Segment Open
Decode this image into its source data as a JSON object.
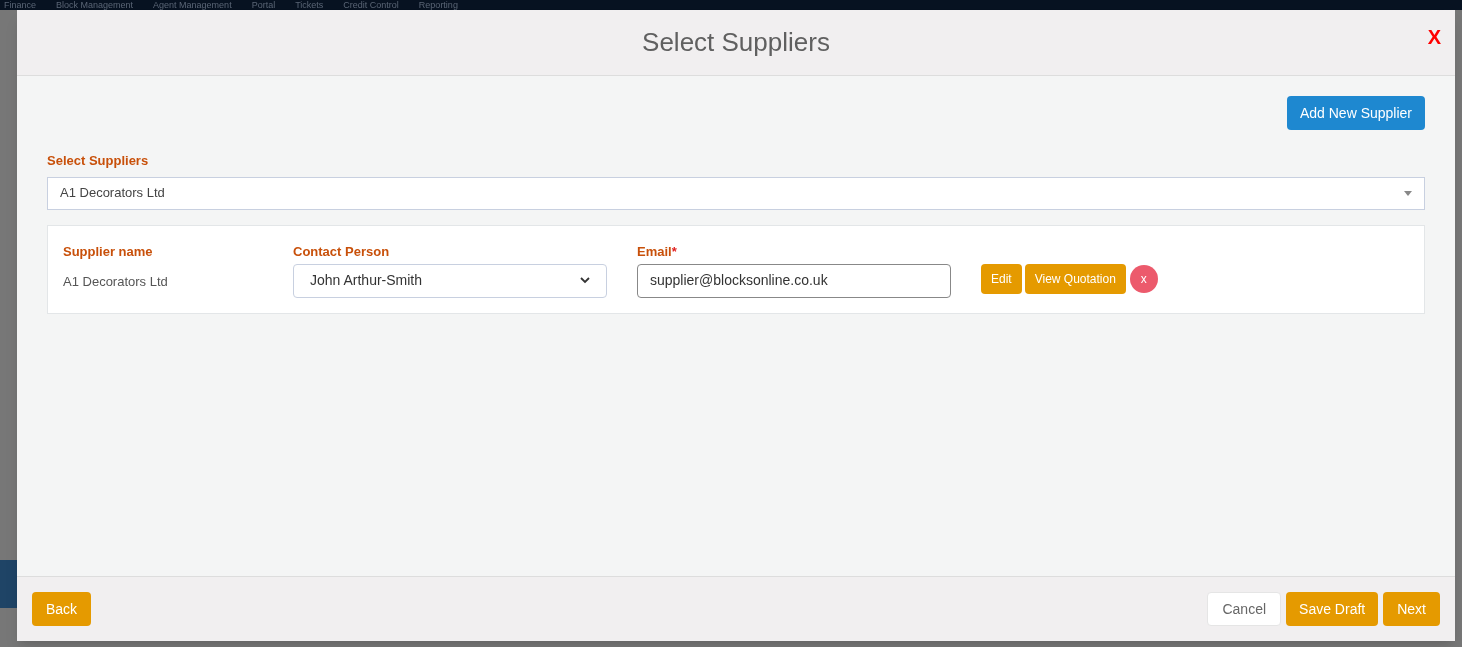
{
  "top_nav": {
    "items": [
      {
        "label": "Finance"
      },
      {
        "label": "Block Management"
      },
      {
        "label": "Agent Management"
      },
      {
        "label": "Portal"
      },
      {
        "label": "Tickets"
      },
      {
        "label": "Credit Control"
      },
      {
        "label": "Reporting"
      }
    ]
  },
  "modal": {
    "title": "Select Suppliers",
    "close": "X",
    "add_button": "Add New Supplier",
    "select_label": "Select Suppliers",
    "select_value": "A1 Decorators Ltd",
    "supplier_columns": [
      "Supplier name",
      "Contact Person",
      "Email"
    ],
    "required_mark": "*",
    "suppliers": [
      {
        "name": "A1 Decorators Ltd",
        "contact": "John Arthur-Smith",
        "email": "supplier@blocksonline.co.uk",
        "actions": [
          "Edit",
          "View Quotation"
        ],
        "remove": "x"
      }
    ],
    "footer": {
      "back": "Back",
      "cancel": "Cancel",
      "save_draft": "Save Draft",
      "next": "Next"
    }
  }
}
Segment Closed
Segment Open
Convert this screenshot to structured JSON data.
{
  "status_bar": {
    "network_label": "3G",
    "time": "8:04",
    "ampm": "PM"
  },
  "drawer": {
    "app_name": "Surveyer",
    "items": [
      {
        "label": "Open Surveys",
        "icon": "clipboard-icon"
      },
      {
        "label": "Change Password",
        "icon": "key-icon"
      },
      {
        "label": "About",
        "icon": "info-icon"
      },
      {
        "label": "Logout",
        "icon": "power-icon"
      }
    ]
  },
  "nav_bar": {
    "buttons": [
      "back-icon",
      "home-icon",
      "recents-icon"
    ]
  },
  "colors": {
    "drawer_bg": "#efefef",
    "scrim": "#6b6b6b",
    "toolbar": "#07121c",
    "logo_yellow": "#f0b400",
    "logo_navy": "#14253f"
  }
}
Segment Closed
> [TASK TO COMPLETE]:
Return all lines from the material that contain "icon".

> [WRITTEN ANSWER]:
        "icon": "clipboard-icon"
        "icon": "key-icon"
        "icon": "info-icon"
        "icon": "power-icon"
      "back-icon",
      "home-icon",
      "recents-icon"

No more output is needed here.